**Task objective**
Return all lines below containing the word "time".

**Recorded data**
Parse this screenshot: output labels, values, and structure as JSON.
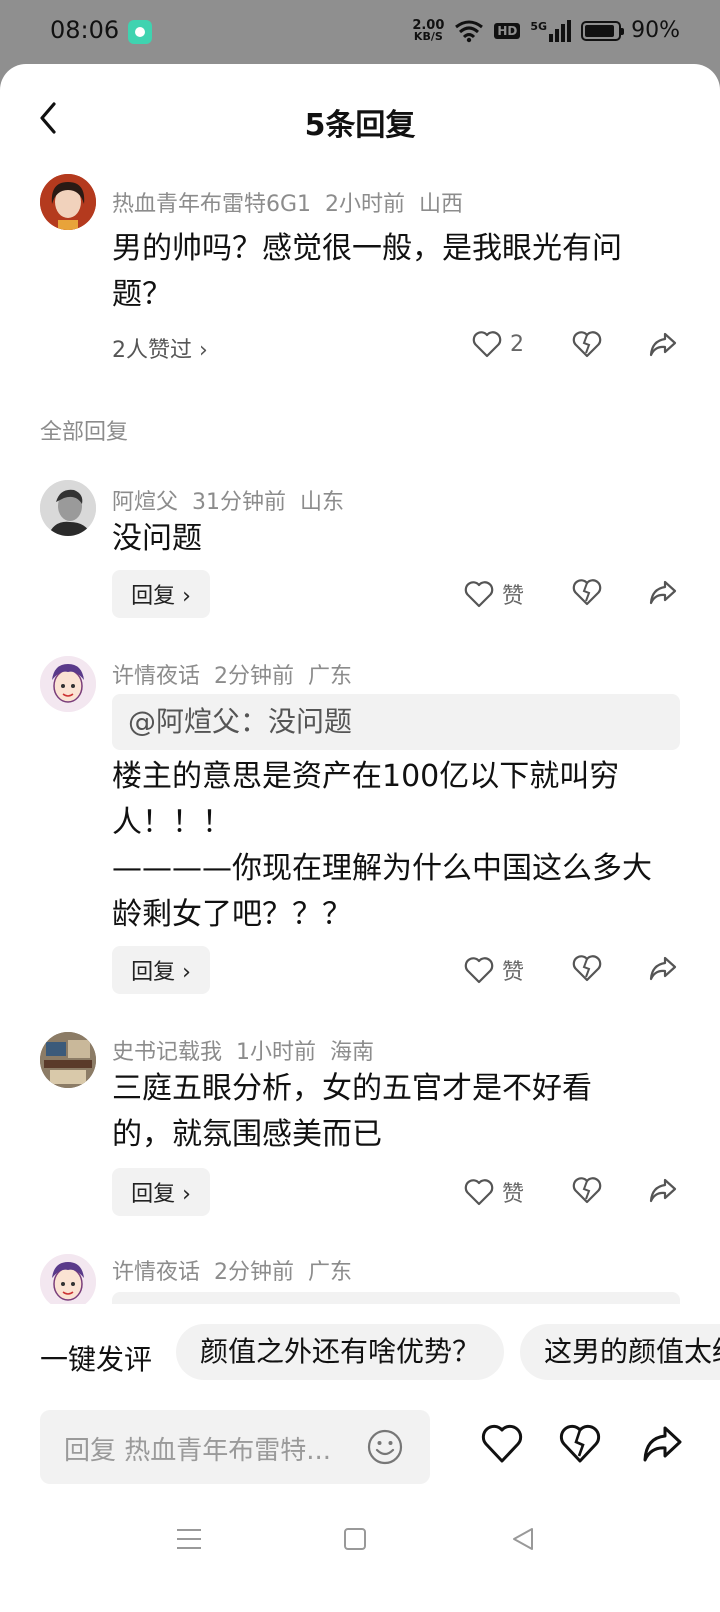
{
  "status_bar": {
    "time": "08:06",
    "speed_value": "2.00",
    "speed_unit": "KB/S",
    "hd": "HD",
    "network": "5G",
    "battery": "90%"
  },
  "header": {
    "title": "5条回复"
  },
  "main_comment": {
    "user": "热血青年布雷特6G1",
    "time": "2小时前",
    "location": "山西",
    "text": "男的帅吗？感觉很一般，是我眼光有问题？",
    "likes_link": "2人赞过 ›",
    "like_count": "2"
  },
  "section_label": "全部回复",
  "replies": [
    {
      "user": "阿煊父",
      "time": "31分钟前",
      "location": "山东",
      "text": "没问题",
      "reply_label": "回复 ›",
      "like_label": "赞"
    },
    {
      "user": "许情夜话",
      "time": "2分钟前",
      "location": "广东",
      "quote": "@阿煊父：没问题",
      "text_lines": [
        "楼主的意思是资产在100亿以下就叫穷",
        "人！！！",
        "————你现在理解为什么中国这么多大",
        "龄剩女了吧？？？"
      ],
      "reply_label": "回复 ›",
      "like_label": "赞"
    },
    {
      "user": "史书记载我",
      "time": "1小时前",
      "location": "海南",
      "text_lines": [
        "三庭五眼分析，女的五官才是不好看",
        "的，就氛围感美而已"
      ],
      "reply_label": "回复 ›",
      "like_label": "赞"
    },
    {
      "user": "许情夜话",
      "time": "2分钟前",
      "location": "广东"
    }
  ],
  "bottom": {
    "quick_label": "一键发评",
    "chips": [
      "颜值之外还有啥优势？",
      "这男的颜值太绝"
    ],
    "input_placeholder": "回复 热血青年布雷特..."
  },
  "icons": {
    "back": "chevron-left-icon",
    "like": "heart-icon",
    "dislike": "broken-heart-icon",
    "share": "share-arrow-icon",
    "emoji": "smiley-icon",
    "nav_menu": "menu-icon",
    "nav_home": "square-icon",
    "nav_back": "triangle-back-icon"
  }
}
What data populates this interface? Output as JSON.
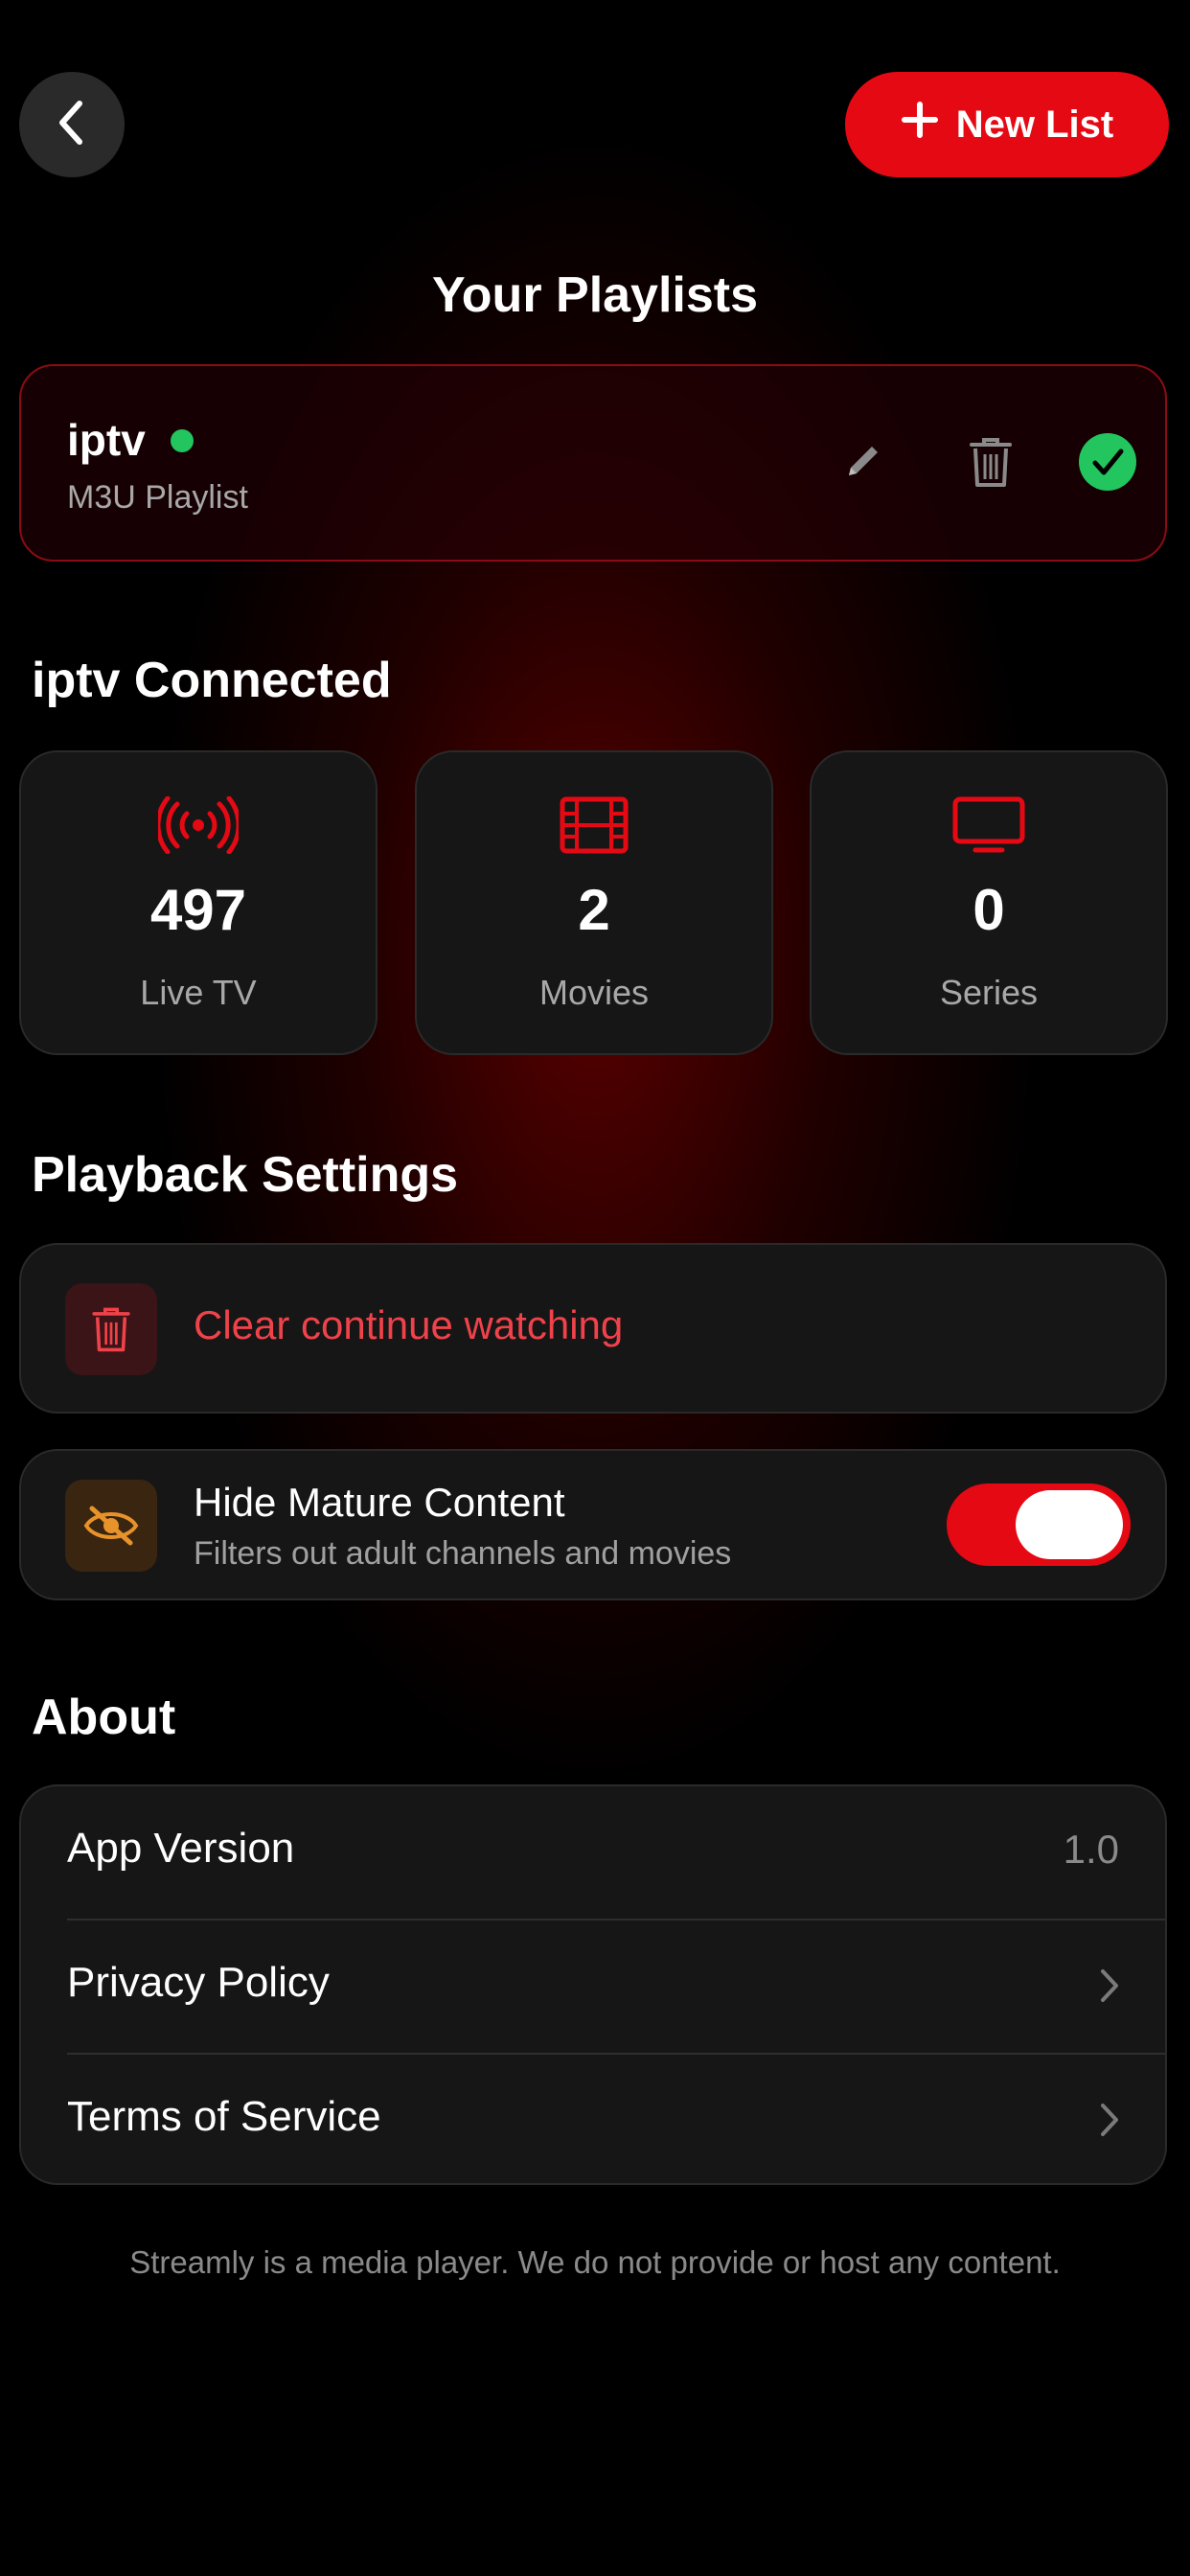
{
  "header": {
    "back_icon": "chevron-left-icon",
    "new_list_label": "New List",
    "new_list_icon": "plus-icon"
  },
  "page_title": "Your Playlists",
  "playlist": {
    "name": "iptv",
    "type": "M3U Playlist",
    "status_color": "#22c55e",
    "edit_icon": "pencil-icon",
    "delete_icon": "trash-icon",
    "active_icon": "checkmark-icon"
  },
  "connection": {
    "title": "iptv Connected",
    "stats": [
      {
        "icon": "broadcast-icon",
        "value": "497",
        "label": "Live TV"
      },
      {
        "icon": "film-icon",
        "value": "2",
        "label": "Movies"
      },
      {
        "icon": "tv-icon",
        "value": "0",
        "label": "Series"
      }
    ]
  },
  "playback": {
    "title": "Playback Settings",
    "clear_label": "Clear continue watching",
    "hide_title": "Hide Mature Content",
    "hide_subtitle": "Filters out adult channels and movies",
    "hide_enabled": true
  },
  "about": {
    "title": "About",
    "rows": [
      {
        "label": "App Version",
        "value": "1.0"
      },
      {
        "label": "Privacy Policy"
      },
      {
        "label": "Terms of Service"
      }
    ]
  },
  "footer": "Streamly is a media player. We do not provide or host any content.",
  "colors": {
    "accent": "#e50914",
    "accent_text": "#f0424a",
    "success": "#22c55e",
    "warning": "#e8932a"
  }
}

**Solution for this task**
    "time": "08:06",
    "time": "2小时前",
      "time": "31分钟前",
      "time": "2分钟前",
      "time": "1小时前",
      "time": "2分钟前",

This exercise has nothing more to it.